If there are gluten-y products being cooked on the grill, consider asking your host if you can cook your meat in a pan, microwave, or oven instead.
(6) Avoid Sources of Hidden Gluten
Even a beef burger could contain hidden gluten if someone adds breadcrumbs to the meat or marinates an innocent steak in soy sauce, which contains wheat.
Make sure you know all ingredients in any dish (or beverage) before eating it. Never assume something is safe just by looking at it.
(7) Bring Your Own Meat
If you’re worried about cross-contamination on the grill or how our friend prepares her burgers, it’s okay if you decide to bring your own meat (or fish) to the party.
To make life easier for all, consider pre-cooking your food and keeping it warm in a thermos until mealtime.
(8) BYOB #1 (Bring Your Own Bun)
Most hosts will provide a gluten-free hot dog or hamburger, but it’s unlikely they will provide a gluten-free bun. Instead, I suggest bringing your own gluten-free bun; this way, you can enjoy the full cookout experience.
Pro Tip! Forgo the bun and bring a lettuce cup instead to lettuce wrap your burger or hot dog. This is a healthier option, and if I’m being honest, most gluten-free burger buns are only fair and not worth the calories.
(9) Stick to Naturally Gluten-Free Foods
When perusing the potluck lineup, choose the least risky items to eat. Look for foods that are uncooked and naturally gluten-free.
Think slices of watermelon and fruit salads, undressed salads, pickles, potato chips, corn chips, hummus, guacamole, vegetable platters, and corn on the cob (that has been boiled, not grilled).
(10) BYOB #2 (Bring Your Own Beer)
If you want to kick back a few cold ones at your summer cookout, consider bringing your own gluten-free beer to the party. Be sure to store your precious gluten-free beer in your own cooler so no one mistakenly takes it.
(11) Bring Extra Gluten-Free Food
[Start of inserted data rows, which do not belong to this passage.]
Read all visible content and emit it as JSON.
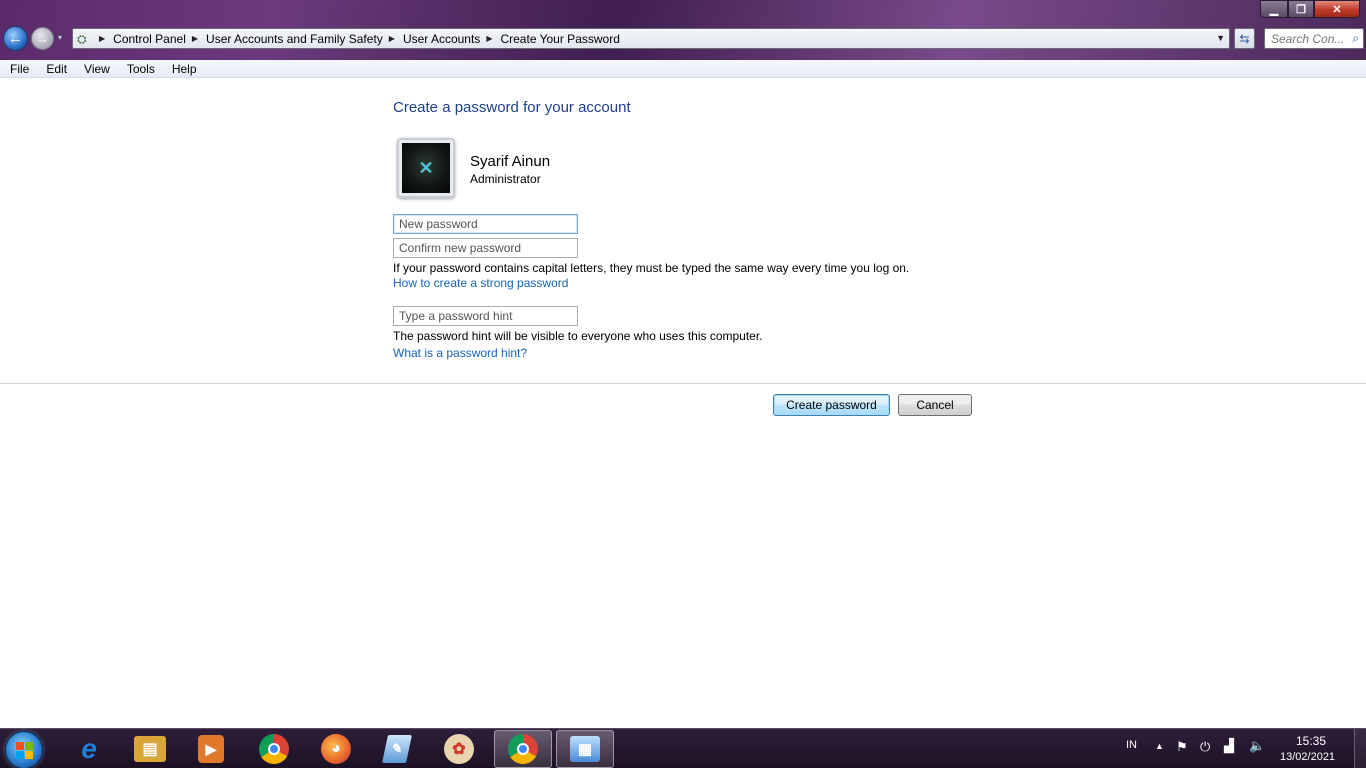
{
  "window": {
    "minimize_label": "▁",
    "maximize_label": "❐",
    "close_label": "✕"
  },
  "nav": {
    "back_glyph": "←",
    "forward_glyph": "→",
    "dropdown_glyph": "▾"
  },
  "address": {
    "breadcrumbs": [
      "Control Panel",
      "User Accounts and Family Safety",
      "User Accounts",
      "Create Your Password"
    ],
    "separator_glyph": "▶",
    "dropdown_glyph": "▼",
    "refresh_glyph": "⇆"
  },
  "search": {
    "placeholder": "Search Con...",
    "icon": "search-icon"
  },
  "menu": {
    "items": [
      "File",
      "Edit",
      "View",
      "Tools",
      "Help"
    ]
  },
  "page": {
    "title": "Create a password for your account",
    "user_name": "Syarif Ainun",
    "user_role": "Administrator",
    "new_password_placeholder": "New password",
    "confirm_password_placeholder": "Confirm new password",
    "caps_note": "If your password contains capital letters, they must be typed the same way every time you log on.",
    "strong_password_link": "How to create a strong password",
    "hint_placeholder": "Type a password hint",
    "hint_note": "The password hint will be visible to everyone who uses this computer.",
    "hint_link": "What is a password hint?",
    "create_button": "Create password",
    "cancel_button": "Cancel"
  },
  "taskbar": {
    "apps": [
      {
        "name": "internet-explorer",
        "glyph": "e",
        "color": "#1e7fd8"
      },
      {
        "name": "windows-explorer",
        "glyph": "▤",
        "color": "#d9a63a"
      },
      {
        "name": "media-player",
        "glyph": "▶",
        "color": "#e07a2a"
      },
      {
        "name": "chrome",
        "glyph": "◉",
        "color": "#3aa757"
      },
      {
        "name": "firefox",
        "glyph": "◕",
        "color": "#e8662a"
      },
      {
        "name": "notepad",
        "glyph": "✎",
        "color": "#5a9ad8"
      },
      {
        "name": "paint",
        "glyph": "✿",
        "color": "#c89a5a"
      },
      {
        "name": "chrome-active",
        "glyph": "◉",
        "color": "#3aa757"
      },
      {
        "name": "control-panel",
        "glyph": "▦",
        "color": "#4a8ad8"
      }
    ],
    "language": "IN",
    "time": "15:35",
    "date": "13/02/2021"
  },
  "colors": {
    "title_blue": "#1e3f8a",
    "link_blue": "#1565b8"
  }
}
Inevitably, someone shows up at a party and tells me they’re gluten-free too. I then feel guilty that I’m enjoying my gluten-free beer and have nothing to share because I only brought one for myself.
I always bring a few extra gluten-free items to share in case someone shows up at the party ill-prepared.
(12) Don’t Forget Dessert
If you enjoy a sweet treat at the end of a savory meal, consider bringing a dessert for yourself. Don’t worry about sharing your dessert with everyone else, as there will likely be plenty of gluten-y options for them. Just worry about you.
If you decide to bring dessert for the crowd (sharing is caring!), consider these potluck-friendly gluten-free desserts:
- Gluten-Free Raspberry Bars
- Yummy Gluten-Free Lemon Bars
- Classic Gluten-Free Vanilla Cupcakes
- Gluten-Free S’mores Cookies
- Gluten-Free Peanut Butter Brownies
- Gluten-Free Cosmic Brownies
- Classic Gluten-Free Chocolate Chip Cookies
- Light and Fluffy Cassava Flour Cupcakes (pictured)
Pro Tip! If the host tells you they’ll be making s’mores for dessert, be prepared with your own gluten-free graham crackers.
(13) Have a Good Time
Finally, vow never to let your “disability” get in the way of having a good time. Parties shouldn’t always be about what you can and can’t eat. Sometimes it’s more important to spend quality time with friends and family and not allow your diet to take center stage.
Following a gluten-free diet doesn’t mean you have to miss out on summer cookouts and BBQ fun.
With some planning, communication, and creativity, you can enjoy delicious food and great company without sacrificing your health or dietary needs.
Whether you’re bringing your own food, communicating with your host, or sticking to the most naturally gluten-free and safe foods on the potluck table, these tips will help you navigate the summer BBQ season with ease and confidence.
So get out there, enjoy the sunshine, and savor all the delicious gluten-free options and special times with friends the summer offers!
PS: Grilling burgers? Try my Gluten-Free Hawaiian Burgers – they’re delicious!